The prevailing opinion among scientists is that adult stem cells are derived from tissues formed after birth. It is also believed that adult stem cells are limited in their ability to differentiate into various tissues of the body. Although there have been data supporting the principle that adult stem cells have properties very similar to cells found during embryonic development, the data appear controversial because it was difficult to reproduce the same results in different laboratories. However, much of the controversy revolves around the inability to grow a clonal population of adult stem cells that has been well characterized and studied for their potency or functionality. The technical hurdles facing adult stem cell scientists are the lack of special cell culture media to propagate a homogenous population of cells. However, Moraga's scientists have developed serum-free defined tissue culture reagents that allow scientists to be able to isolate, propagate, and clone various populations of adult stem cells.

The table below compares the difference between embryonic and adult stem cells. It also clarifies some of the issues and misinformation currently being disseminated to the public.

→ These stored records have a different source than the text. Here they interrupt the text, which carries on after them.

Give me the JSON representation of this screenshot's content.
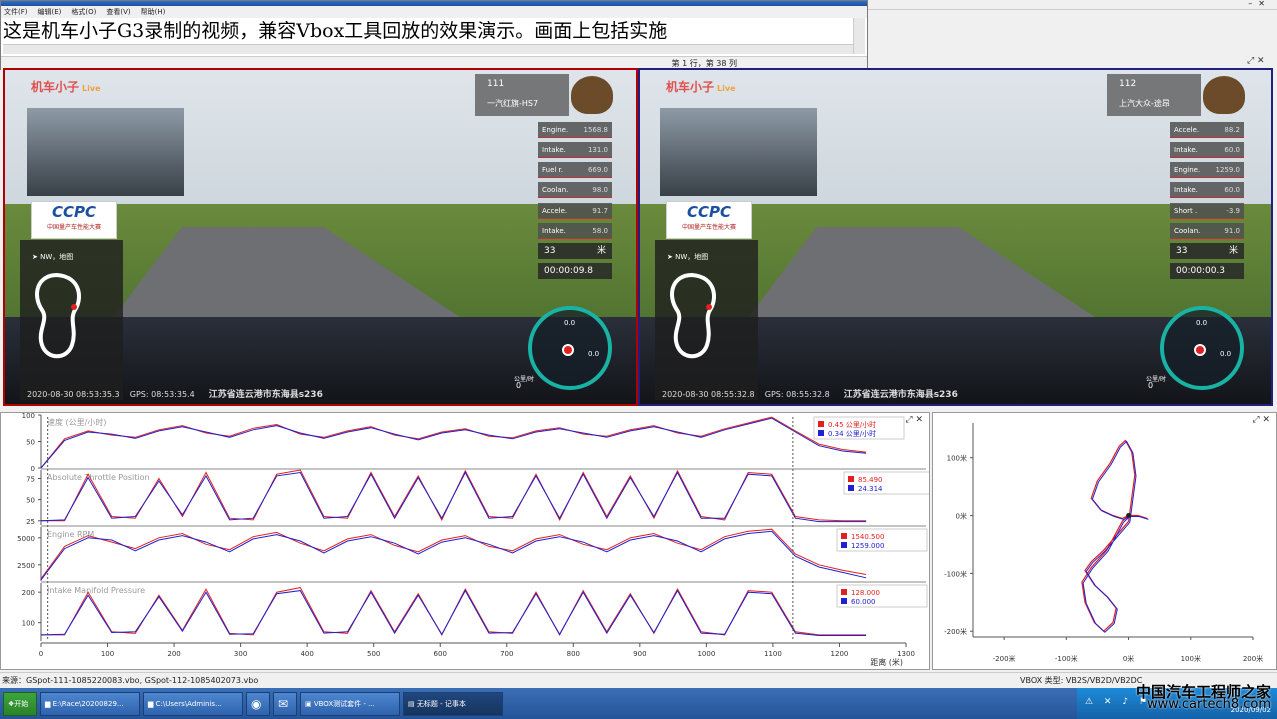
{
  "notepad": {
    "menu": [
      "文件(F)",
      "编辑(E)",
      "格式(O)",
      "查看(V)",
      "帮助(H)"
    ],
    "text": "这是机车小子G3录制的视频，兼容Vbox工具回放的效果演示。画面上包括实施",
    "status": "第 1 行，第 38 列"
  },
  "videos": [
    {
      "logo": "机车小子",
      "logo_live": "Live",
      "car_number": "111",
      "car_name": "一汽红旗-HS7",
      "params": [
        {
          "label": "Engine.",
          "value": "1568.8"
        },
        {
          "label": "Intake.",
          "value": "131.0"
        },
        {
          "label": "Fuel r.",
          "value": "669.0"
        },
        {
          "label": "Coolan.",
          "value": "98.0"
        },
        {
          "label": "Accele.",
          "value": "91.7"
        },
        {
          "label": "Intake.",
          "value": "58.0"
        }
      ],
      "lap_count": "33",
      "lap_unit": "米",
      "timer": "00:00:09.8",
      "ccpc_title": "CCPC",
      "ccpc_subtitle": "中国量产车性能大赛",
      "nav": "NW，地图",
      "gauge_v1": "0.0",
      "gauge_v2": "0.0",
      "speed_unit": "公里/时",
      "speed_value": "0",
      "date": "2020-08-30  08:53:35.3",
      "gps": "GPS:  08:53:35.4",
      "location": "江苏省连云港市东海县s236"
    },
    {
      "logo": "机车小子",
      "logo_live": "Live",
      "car_number": "112",
      "car_name": "上汽大众-途昂",
      "params": [
        {
          "label": "Accele.",
          "value": "88.2"
        },
        {
          "label": "Intake.",
          "value": "60.0"
        },
        {
          "label": "Engine.",
          "value": "1259.0"
        },
        {
          "label": "Intake.",
          "value": "60.0"
        },
        {
          "label": "Short .",
          "value": "-3.9"
        },
        {
          "label": "Coolan.",
          "value": "91.0"
        }
      ],
      "lap_count": "33",
      "lap_unit": "米",
      "timer": "00:00:00.3",
      "ccpc_title": "CCPC",
      "ccpc_subtitle": "中国量产车性能大赛",
      "nav": "NW，地图",
      "gauge_v1": "0.0",
      "gauge_v2": "0.0",
      "speed_unit": "公里/时",
      "speed_value": "0",
      "date": "2020-08-30  08:55:32.8",
      "gps": "GPS:  08:55:32.8",
      "location": "江苏省连云港市东海县s236"
    }
  ],
  "chart_data": [
    {
      "type": "line",
      "title": "速度 (公里/小时)",
      "ylim": [
        0,
        100
      ],
      "yticks": [
        0,
        50,
        100
      ],
      "xlim": [
        0,
        1300
      ],
      "legend": [
        "0.45 公里/小时",
        "0.34 公里/小时"
      ],
      "series": [
        {
          "values": [
            0,
            55,
            70,
            62,
            58,
            72,
            80,
            66,
            60,
            75,
            82,
            64,
            58,
            70,
            78,
            62,
            55,
            68,
            74,
            60,
            57,
            70,
            76,
            64,
            60,
            72,
            80,
            66,
            60,
            74,
            85,
            96,
            70,
            45,
            35,
            30
          ]
        },
        {
          "values": [
            0,
            52,
            68,
            64,
            56,
            70,
            78,
            68,
            58,
            72,
            80,
            66,
            56,
            68,
            76,
            64,
            53,
            66,
            72,
            62,
            55,
            68,
            74,
            66,
            58,
            70,
            78,
            68,
            58,
            72,
            83,
            94,
            68,
            42,
            32,
            28
          ]
        }
      ]
    },
    {
      "type": "line",
      "title": "Absolute Throttle Position",
      "ylim": [
        20,
        85
      ],
      "yticks": [
        25,
        50,
        75
      ],
      "xlim": [
        0,
        1300
      ],
      "legend": [
        "85.490",
        "24.314"
      ],
      "series": [
        {
          "values": [
            25,
            25,
            80,
            30,
            28,
            75,
            30,
            82,
            28,
            26,
            80,
            85,
            30,
            28,
            82,
            30,
            78,
            26,
            84,
            30,
            28,
            80,
            26,
            82,
            30,
            78,
            28,
            84,
            30,
            26,
            82,
            80,
            30,
            26,
            25,
            25
          ]
        },
        {
          "values": [
            25,
            26,
            76,
            28,
            30,
            72,
            32,
            78,
            26,
            28,
            78,
            82,
            28,
            30,
            80,
            28,
            76,
            28,
            82,
            28,
            30,
            78,
            28,
            80,
            28,
            76,
            30,
            82,
            28,
            28,
            80,
            78,
            28,
            24,
            24,
            24
          ]
        }
      ]
    },
    {
      "type": "line",
      "title": "Engine RPM",
      "ylim": [
        1000,
        6000
      ],
      "yticks": [
        2500,
        5000
      ],
      "xlim": [
        0,
        1300
      ],
      "legend": [
        "1540.500",
        "1259.000"
      ],
      "series": [
        {
          "values": [
            1200,
            4200,
            5200,
            4600,
            4000,
            5000,
            5400,
            4400,
            3900,
            5100,
            5500,
            4500,
            3800,
            4900,
            5300,
            4300,
            3700,
            4800,
            5200,
            4200,
            3800,
            4900,
            5300,
            4400,
            3900,
            5000,
            5400,
            4500,
            3900,
            5100,
            5600,
            5800,
            3500,
            2500,
            2000,
            1600
          ]
        },
        {
          "values": [
            1100,
            4000,
            5000,
            4800,
            3800,
            4800,
            5200,
            4600,
            3700,
            4900,
            5300,
            4700,
            3600,
            4700,
            5100,
            4500,
            3500,
            4600,
            5000,
            4400,
            3600,
            4700,
            5100,
            4600,
            3700,
            4800,
            5200,
            4700,
            3700,
            4900,
            5400,
            5600,
            3300,
            2300,
            1800,
            1300
          ]
        }
      ]
    },
    {
      "type": "line",
      "title": "Intake Manifold Pressure",
      "ylim": [
        40,
        230
      ],
      "yticks": [
        100,
        200
      ],
      "xlim": [
        0,
        1300
      ],
      "xticks": [
        0,
        100,
        200,
        300,
        400,
        500,
        600,
        700,
        800,
        900,
        1000,
        1100,
        1200,
        1300
      ],
      "xlabel": "距离 (米)",
      "legend": [
        "128.000",
        "60.000"
      ],
      "series": [
        {
          "values": [
            60,
            60,
            200,
            70,
            65,
            190,
            75,
            210,
            65,
            60,
            200,
            215,
            70,
            65,
            205,
            70,
            195,
            60,
            210,
            70,
            65,
            200,
            60,
            205,
            70,
            195,
            65,
            210,
            70,
            60,
            205,
            200,
            70,
            60,
            60,
            60
          ]
        },
        {
          "values": [
            60,
            62,
            190,
            68,
            70,
            185,
            72,
            200,
            62,
            64,
            195,
            205,
            66,
            70,
            200,
            66,
            190,
            62,
            205,
            66,
            68,
            195,
            62,
            200,
            66,
            190,
            68,
            205,
            66,
            62,
            200,
            195,
            66,
            58,
            58,
            58
          ]
        }
      ]
    },
    {
      "type": "line",
      "title": "",
      "xlim": [
        -250,
        200
      ],
      "ylim": [
        -210,
        160
      ],
      "xticks": [
        -200,
        -100,
        0,
        100,
        200
      ],
      "yticks": [
        -200,
        -100,
        0,
        100
      ],
      "tick_suffix": "米",
      "series": [
        {
          "x": [
            0,
            -10,
            -35,
            -60,
            -75,
            -70,
            -55,
            -40,
            -25,
            -20,
            -35,
            -55,
            -70,
            -60,
            -40,
            -20,
            0,
            5,
            10,
            5,
            -5,
            -15,
            -30,
            -50,
            -60,
            -45,
            -25,
            -10,
            0,
            15,
            30
          ],
          "y": [
            0,
            -10,
            -60,
            -90,
            -115,
            -150,
            -185,
            -200,
            -185,
            -160,
            -140,
            -120,
            -95,
            -80,
            -60,
            -35,
            -10,
            30,
            70,
            110,
            130,
            120,
            90,
            60,
            30,
            10,
            0,
            -5,
            0,
            0,
            -5
          ]
        }
      ]
    }
  ],
  "statusbar": {
    "left": "来源：GSpot-111-1085220083.vbo, GSpot-112-1085402073.vbo",
    "right": "VBOX 类型: VB2S/VB2D/VB2DC"
  },
  "taskbar": {
    "start": "开始",
    "buttons": [
      "E:\\Race\\20200829...",
      "C:\\Users\\Adminis...",
      "VBOX测试套件 - ...",
      "无标题 - 记事本"
    ],
    "clock": "2020/09/02"
  },
  "watermark": {
    "line1": "中国汽车工程师之家",
    "line2": "www.cartech8.com"
  },
  "colors": {
    "series_red": "#e02020",
    "series_blue": "#2020d0",
    "video_border_left": "#b00000",
    "video_border_right": "#202080"
  }
}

Comparison of Embryonic and Adult Stem Cells
Tissue Cultures Embryonic Adult-Derived
Growing Cells in Tissue Cultures in the presence of serum Yes. Requires the addition of special growth and anti-differentiation factors Yes. Requires the addition of special proliferative, anti-differentiation, and growth factors.
Serum-free Cultures Mixed results. Unconfirmed reports in the literature using special growth factors and matrices. Yes. With Moraga's proprietary culture media.
Differentiation in Cultures Spontaneous differentiation & difficult to control when growing in cultures. Can differentiate into all tissue lineages of the body. Requires special factors to induce cells to differentiate. Can differentiate into all tissue lineages of the body.
Establishing Cell Lines Yes. Most human cell lines before August 2001 are contaminated. Yes. Cloned lines with Moraga's special serum-free conditioned media.
Implantation Forms teratomas when undifferentiated cells are implanted. Need to generate progenitors before implantation. Does not form teratomas or other neoplastic tissues. Once activated, naive stem cells easy to integrate with surrounding tissues. Once differentiated, more difficult to integrate with surrounding tissues.

The below photomicrograph shows two distinct population of adult stem cells grown in culture by Moraga's scientists. The Company's BLSC (arrows) that can eventually differentiate into epiblastic-like stem cells (ELSC-arrowheads) when grown under appropriate culture conditions. The ELSCs were also discovered by Company's scientists to be pluripotent adult stem cells that are downstream in development from the BLSCs. In the lower right-hand corner, the ultra small BLSCs appear to be dividing.